It is believed that Mawema, a nationalist, had betrayed Mnangagwa to police. After being arrested, President Mnangagwa was tortured and confessed to the crime under the Law and Order Maintenance Act and would have been hanged, but was spared on account of his age.

Transforming the prison cell into a historical monument would be a celebration of the struggle and a symbol of the finest qualities of the human spirit.

The move would also help the younger generation to appreciate and value the country's liberation war history.

A visit to the cell where President Mnangagwa and other political prisoners like Cde Mohadi and the late national hero and journalist Willie Musarurwa spent part of their lives resonates a powerful symbol of hope and resilience thus the need to transform it to a national heritage site.

The cell is on the immediate right-hand side of the entrance, known as a "single cell" because of its design to hold one person, is unoccupied, but it remains as austere with the double walls, as ever.

Here, political prisoners like President Mnangagwa, classified by the regime as "most dangerous", were isolated from other prisoners in a special section of single cells and automatically placed in "D" category.

During our last visit to Khami Remand Prison, the man in charge Chief Superintendent Jelouse Dambura, took us on a tour of the facility.

Chief Superintendent Dambura explained the barbaric conditions that blacks were living under in rooms like Cell 44. Chief Superintendent Dambura explained: "The conditions here were oppressive.

Spending time in that cell was almost impossible. President Mnangagwa was regarded as a high security risk and since he was on death row, he was only allowed to go out for 15 minutes for exercises and bathing.

During those 15 minutes, they were also expected to empty and clean their toilet buckets and have a cold shower. "Just imagine, in one corner stood a bucket for ablutions, which had to be emptied and cleaned first thing every morning.

The only other item that was allowed in the cell was a Bible."

A wide passage separates cells on the right and left sides.

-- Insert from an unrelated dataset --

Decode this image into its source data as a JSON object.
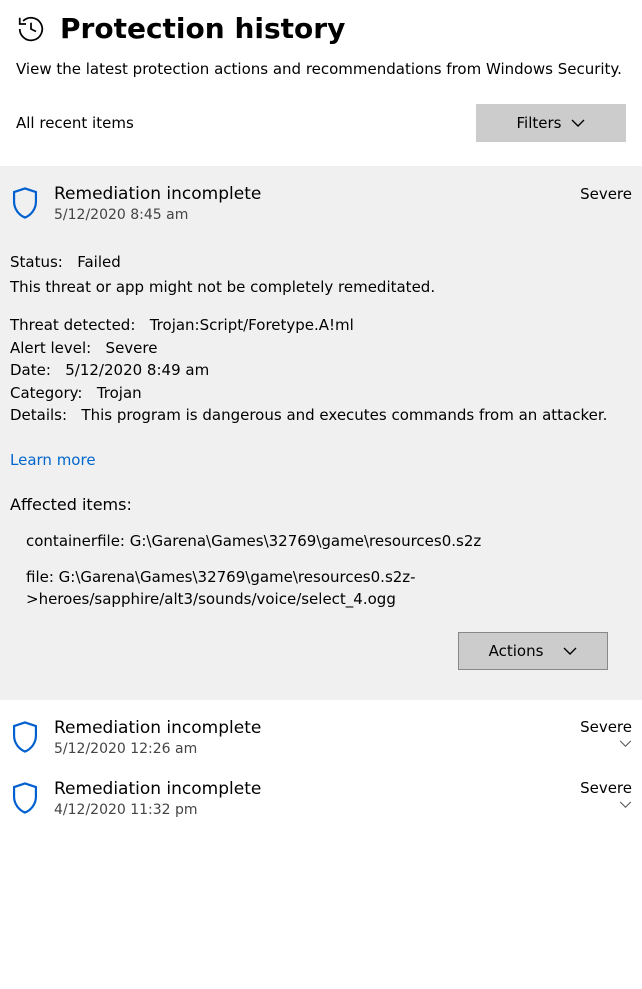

There are a dozen cells on each side and apart from the conventional cells, there were also "dark rooms" where prisoners were thrown in as punishment.

The dark rooms are completely out of the reach of the sun such that an inmate will not know what time of the day it is. Additionally, the dark rooms have a solid iron leash to which prisoners would be chained in leg irons.

The prison officials say that these dark rooms have been outlawed by the High Court, which declared them inhuman. There are open communal showers and toilets that are at the other end of the complex.

Source - bmetro